Task to complete - Give the count of lines in the data that include the string "this", with no added remarks.

━━ Extracted information ━━

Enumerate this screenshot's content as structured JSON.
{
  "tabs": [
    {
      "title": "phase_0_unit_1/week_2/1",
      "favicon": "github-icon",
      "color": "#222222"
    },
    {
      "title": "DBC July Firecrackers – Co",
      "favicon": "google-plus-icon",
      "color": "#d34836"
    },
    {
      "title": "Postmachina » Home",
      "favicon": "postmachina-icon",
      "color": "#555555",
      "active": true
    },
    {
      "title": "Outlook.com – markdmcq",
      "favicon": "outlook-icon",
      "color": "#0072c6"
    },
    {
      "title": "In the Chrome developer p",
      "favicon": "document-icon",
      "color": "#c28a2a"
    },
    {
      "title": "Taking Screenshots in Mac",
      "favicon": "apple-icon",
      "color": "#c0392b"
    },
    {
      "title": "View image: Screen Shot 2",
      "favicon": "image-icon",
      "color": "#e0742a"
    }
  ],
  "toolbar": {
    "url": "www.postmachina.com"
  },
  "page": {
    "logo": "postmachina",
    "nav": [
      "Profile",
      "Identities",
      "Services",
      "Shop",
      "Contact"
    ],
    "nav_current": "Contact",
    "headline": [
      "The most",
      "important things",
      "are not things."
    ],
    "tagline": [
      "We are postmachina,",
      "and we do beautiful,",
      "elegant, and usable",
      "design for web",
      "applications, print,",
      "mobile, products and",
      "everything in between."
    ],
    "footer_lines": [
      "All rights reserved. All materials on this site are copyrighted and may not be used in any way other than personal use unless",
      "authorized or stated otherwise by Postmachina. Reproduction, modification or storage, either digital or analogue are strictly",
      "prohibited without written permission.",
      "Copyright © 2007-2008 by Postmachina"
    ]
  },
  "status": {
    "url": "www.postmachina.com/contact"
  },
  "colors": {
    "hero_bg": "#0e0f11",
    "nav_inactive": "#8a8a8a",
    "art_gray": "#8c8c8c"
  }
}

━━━

Exercise output - 2